LECTURE I X.
"HE subjects to which we adverted in the course of the
last lecture would be found, if examined, immediately to introduce us to others of such general importance, that the particular histories of the different States of Europe can now no longer be separately surveyed.
These new subjects of such general and extraordinary importance are the Revival of Learning and the Reformation.
For the present, therefore, we must leave these particular histories of England, of France and Germany, and endeavour to familiarize the student to those general remarks which constitute the philosophy of history, and above all, to induce him to fix his view very earnestly on the events I have just mentioned, the greatest of modern history; the Revival of Learning and the Reformation. A few preliminary observations may however be suggested
In the course of your reading, as you come down from the history of the Middle Ages, you will be brought down to the history of the fourteenth and fifteenth centuries, and this era, you will perceive, was the era of inventions and discoveries.
I allude more particularly to, Ist, the art of turning linen into paper. 2dly, The art of printing. 3dly, The composition and the application of gunpowder, more especially to the purposes of war. 4thly, The discovery, or at least the general application of the strange property of the magnetic needle to the purposes of navigation. The importance of such discoveries will be sufficiently obvious to your own reflections.
To each of these inventions and discoveries belongs an appropriate history highly deserving of curiosity (of more curiosity indeed than can now be gratified), and each strongly
illustrative of the human mind; creeping on from hint to hint, like the Portuguese mariner from cape to cape, owing something to good fortune, but far more, and even that good fortune itself, to enterprize and perseverance. You will see some notice taken of these inventions and discoveries in Koch.
As the study of the dark ages conducts us to the ages of inventions and discoveries, so do these last to the era which was marked by the revival of learning and the Reformation. All these periods mingle with each other, the prior with the succeeding one, and no line of demarcation can be traced to separate or define them; yet may they be known, each by its more prevailing .characteristic of darkness, discovery, and progress; and as we are now supposed to have passed through the first two, we must next proceed to the last, the era of the revival of learning and the Reformation.
To this era we shall be best introduced by adverting to the general situation of Europe; more particularly by turning to the eastern portion of it; for we shall here be presented with a train of events, which, if we could but transport ourselves in imagination to this fearful period, would almost totally overpower us, by appearing to threaten once more, as in the irruption of the barbarians, the very civilization of society.
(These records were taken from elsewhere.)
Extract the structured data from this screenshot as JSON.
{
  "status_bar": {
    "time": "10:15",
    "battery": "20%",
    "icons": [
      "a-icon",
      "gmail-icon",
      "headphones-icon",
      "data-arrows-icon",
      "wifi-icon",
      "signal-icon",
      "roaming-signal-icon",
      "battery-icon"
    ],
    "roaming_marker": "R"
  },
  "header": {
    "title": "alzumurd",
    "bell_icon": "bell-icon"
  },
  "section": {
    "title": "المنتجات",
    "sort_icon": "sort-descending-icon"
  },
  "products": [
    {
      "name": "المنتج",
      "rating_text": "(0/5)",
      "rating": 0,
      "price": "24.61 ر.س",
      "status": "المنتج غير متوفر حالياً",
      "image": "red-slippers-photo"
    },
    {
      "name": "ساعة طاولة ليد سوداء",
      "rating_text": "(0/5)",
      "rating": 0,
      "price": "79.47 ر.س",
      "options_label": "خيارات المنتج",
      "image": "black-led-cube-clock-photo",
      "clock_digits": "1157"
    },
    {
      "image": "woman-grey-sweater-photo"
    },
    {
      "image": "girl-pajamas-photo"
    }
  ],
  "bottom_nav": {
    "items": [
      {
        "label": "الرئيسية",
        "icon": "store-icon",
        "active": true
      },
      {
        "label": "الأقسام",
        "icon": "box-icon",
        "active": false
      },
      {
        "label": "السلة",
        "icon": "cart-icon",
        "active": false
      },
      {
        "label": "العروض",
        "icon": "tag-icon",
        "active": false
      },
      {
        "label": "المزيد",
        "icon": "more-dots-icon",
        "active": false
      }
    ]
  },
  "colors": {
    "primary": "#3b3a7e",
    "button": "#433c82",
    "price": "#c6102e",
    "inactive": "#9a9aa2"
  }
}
For what are we here called to witness? The progress of the Turks; the terror of Bajazet; the danger of Constantinople; and then again the unexpected appearance of savages still more dreadful than the Turks, Tamerlane and his Tartars ; the extraordinary achievements of these tremendous conquerors; afterwards the revival of the Ottoman power; and at last the destruction of the Eastern Empire, of Constantinople itself.
This series of memorable events has been detailed by Mr. Gibbon with that spirit and knowledge of his subject, that compression and arrangement which so particularly distinguish those chapters of his work, where his theme is splendid or important, and which render them so inexhaustible a study to his more intelligent readers. I must refer you to the work, making, however, in the meantime, a few observations.
In contemplating the final extinction of the eastern empire,